Task goal ::
Your answer should be every line below that includes the word "Enable".

Data records ::
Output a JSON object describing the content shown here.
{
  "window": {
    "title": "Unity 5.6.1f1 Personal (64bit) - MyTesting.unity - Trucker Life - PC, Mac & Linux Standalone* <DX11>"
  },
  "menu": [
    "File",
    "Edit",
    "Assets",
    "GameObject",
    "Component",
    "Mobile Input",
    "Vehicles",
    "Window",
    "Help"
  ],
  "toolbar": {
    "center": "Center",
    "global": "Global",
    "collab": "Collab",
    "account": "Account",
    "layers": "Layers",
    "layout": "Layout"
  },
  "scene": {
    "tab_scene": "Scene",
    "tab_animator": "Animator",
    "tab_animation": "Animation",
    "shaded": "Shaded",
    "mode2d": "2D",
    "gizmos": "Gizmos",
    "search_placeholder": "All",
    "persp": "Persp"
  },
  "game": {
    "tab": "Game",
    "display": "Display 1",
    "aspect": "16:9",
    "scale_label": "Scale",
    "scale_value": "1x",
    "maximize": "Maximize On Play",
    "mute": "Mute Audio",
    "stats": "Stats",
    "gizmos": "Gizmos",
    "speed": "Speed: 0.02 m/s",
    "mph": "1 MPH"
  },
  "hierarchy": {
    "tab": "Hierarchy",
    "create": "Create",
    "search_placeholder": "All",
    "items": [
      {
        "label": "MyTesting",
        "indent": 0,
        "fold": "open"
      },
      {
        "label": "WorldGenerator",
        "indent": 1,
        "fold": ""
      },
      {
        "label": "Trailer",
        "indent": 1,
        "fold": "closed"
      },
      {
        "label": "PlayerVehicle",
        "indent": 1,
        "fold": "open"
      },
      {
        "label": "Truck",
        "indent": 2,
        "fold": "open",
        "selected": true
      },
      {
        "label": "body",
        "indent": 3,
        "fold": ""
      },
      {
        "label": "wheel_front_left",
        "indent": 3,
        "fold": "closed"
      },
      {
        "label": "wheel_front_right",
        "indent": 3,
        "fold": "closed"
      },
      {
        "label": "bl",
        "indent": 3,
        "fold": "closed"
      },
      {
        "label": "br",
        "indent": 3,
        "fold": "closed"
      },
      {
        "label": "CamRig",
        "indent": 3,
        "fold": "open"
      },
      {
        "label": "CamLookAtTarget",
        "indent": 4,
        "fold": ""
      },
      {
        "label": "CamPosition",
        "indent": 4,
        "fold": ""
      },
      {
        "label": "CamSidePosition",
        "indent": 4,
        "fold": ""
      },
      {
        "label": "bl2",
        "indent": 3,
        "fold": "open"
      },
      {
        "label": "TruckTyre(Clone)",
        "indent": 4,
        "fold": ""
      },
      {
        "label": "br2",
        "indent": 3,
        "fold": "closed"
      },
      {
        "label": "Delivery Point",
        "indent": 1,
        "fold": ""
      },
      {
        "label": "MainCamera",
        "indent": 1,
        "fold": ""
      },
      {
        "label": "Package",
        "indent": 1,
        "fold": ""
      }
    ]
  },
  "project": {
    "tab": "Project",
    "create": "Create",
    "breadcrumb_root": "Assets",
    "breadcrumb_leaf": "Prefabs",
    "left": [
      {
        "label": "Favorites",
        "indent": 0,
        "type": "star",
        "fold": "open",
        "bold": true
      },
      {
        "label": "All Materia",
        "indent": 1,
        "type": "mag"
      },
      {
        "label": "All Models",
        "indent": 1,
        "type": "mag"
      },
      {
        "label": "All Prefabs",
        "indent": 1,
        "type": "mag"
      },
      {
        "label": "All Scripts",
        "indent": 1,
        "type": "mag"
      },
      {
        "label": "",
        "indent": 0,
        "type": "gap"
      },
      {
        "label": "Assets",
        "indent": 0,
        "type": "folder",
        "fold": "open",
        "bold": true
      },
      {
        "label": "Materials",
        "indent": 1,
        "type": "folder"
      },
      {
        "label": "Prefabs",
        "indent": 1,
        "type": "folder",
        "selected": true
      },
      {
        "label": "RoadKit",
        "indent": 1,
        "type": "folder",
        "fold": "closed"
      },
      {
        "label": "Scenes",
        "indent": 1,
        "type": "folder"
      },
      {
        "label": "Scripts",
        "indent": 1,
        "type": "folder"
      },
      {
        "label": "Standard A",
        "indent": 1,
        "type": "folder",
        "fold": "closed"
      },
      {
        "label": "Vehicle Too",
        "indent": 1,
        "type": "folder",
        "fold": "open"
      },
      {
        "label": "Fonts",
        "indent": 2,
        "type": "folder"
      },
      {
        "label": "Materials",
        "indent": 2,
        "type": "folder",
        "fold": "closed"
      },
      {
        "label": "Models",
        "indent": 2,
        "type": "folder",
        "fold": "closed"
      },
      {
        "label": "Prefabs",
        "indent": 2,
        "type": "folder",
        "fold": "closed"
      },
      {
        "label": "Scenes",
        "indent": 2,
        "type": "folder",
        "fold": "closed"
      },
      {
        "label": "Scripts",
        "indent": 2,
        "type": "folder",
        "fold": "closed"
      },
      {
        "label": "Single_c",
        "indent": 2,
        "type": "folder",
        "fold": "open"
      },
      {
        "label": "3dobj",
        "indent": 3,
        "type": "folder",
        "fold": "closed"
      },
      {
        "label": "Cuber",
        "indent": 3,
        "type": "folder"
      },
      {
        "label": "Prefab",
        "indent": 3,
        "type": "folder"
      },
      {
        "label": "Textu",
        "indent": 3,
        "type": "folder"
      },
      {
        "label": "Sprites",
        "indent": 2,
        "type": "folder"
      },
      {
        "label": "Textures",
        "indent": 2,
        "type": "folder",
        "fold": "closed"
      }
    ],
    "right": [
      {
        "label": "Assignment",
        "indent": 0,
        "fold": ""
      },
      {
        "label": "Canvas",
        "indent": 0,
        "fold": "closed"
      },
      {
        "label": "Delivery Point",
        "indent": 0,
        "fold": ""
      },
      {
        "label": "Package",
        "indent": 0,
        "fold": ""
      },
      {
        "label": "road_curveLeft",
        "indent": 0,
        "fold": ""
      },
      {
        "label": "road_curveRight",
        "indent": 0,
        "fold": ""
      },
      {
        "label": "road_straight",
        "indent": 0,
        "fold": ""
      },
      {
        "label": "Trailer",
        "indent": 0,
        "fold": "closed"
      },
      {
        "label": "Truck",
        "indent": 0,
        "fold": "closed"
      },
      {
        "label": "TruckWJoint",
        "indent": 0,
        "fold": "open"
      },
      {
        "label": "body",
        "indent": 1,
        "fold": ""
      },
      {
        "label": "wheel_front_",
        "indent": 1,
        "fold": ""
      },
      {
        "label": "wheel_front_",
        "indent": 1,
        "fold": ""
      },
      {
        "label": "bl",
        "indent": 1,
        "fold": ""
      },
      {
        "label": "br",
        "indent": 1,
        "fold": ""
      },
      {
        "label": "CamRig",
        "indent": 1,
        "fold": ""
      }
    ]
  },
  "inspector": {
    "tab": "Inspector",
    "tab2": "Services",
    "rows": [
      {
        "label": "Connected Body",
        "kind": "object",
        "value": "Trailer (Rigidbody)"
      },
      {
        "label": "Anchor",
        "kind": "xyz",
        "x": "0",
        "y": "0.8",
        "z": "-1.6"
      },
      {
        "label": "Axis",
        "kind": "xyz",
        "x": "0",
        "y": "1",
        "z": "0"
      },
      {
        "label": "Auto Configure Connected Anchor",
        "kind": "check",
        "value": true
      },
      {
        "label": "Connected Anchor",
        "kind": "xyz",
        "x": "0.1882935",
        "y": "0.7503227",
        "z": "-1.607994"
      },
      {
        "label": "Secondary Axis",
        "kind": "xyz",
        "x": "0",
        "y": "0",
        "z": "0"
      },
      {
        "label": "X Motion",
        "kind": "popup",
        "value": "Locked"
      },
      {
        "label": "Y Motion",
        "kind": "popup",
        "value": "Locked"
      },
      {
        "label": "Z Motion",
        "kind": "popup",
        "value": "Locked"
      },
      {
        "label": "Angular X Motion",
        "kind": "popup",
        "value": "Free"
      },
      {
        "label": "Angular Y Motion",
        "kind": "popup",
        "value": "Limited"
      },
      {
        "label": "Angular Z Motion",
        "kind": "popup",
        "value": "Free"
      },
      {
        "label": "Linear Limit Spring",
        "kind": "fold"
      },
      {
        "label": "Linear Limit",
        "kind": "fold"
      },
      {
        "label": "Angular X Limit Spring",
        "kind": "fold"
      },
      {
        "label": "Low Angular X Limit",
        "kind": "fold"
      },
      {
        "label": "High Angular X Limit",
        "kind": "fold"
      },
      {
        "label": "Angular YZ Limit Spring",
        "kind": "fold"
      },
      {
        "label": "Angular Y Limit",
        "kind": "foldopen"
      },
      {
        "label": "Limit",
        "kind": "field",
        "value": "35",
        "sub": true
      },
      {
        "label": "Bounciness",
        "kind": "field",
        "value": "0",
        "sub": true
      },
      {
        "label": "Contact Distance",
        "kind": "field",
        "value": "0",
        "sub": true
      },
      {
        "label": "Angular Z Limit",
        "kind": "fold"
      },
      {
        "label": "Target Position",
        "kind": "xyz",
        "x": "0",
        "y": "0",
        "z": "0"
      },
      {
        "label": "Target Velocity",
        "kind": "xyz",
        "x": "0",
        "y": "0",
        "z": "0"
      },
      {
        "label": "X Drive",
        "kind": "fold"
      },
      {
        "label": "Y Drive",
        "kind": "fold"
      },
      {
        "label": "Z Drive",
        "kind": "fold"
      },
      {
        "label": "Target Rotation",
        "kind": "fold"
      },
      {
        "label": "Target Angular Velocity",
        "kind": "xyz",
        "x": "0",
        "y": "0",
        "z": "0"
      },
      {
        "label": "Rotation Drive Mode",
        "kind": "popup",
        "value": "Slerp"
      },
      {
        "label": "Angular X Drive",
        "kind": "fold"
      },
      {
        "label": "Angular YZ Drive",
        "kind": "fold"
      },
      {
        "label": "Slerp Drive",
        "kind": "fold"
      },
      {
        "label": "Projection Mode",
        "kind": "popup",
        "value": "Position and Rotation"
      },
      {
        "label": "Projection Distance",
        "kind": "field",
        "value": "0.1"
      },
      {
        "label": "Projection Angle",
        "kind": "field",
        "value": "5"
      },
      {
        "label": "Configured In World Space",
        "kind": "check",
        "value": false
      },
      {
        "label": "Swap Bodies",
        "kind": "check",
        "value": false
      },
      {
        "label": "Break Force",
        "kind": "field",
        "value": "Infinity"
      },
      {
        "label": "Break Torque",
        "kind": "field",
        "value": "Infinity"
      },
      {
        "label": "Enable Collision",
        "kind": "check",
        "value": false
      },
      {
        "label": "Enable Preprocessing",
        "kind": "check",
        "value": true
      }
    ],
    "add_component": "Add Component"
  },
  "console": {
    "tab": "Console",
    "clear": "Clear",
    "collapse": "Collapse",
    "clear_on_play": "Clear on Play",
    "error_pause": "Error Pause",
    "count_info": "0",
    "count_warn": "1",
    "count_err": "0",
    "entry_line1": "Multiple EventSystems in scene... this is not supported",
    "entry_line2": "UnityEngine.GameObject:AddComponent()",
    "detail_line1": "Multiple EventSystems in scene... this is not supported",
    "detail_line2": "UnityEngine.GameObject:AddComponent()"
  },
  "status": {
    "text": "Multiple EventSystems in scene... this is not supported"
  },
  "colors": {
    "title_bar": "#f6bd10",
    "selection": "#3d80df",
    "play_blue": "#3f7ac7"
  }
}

Written response ::
        "label": "Enable Collision",
        "label": "Enable Preprocessing",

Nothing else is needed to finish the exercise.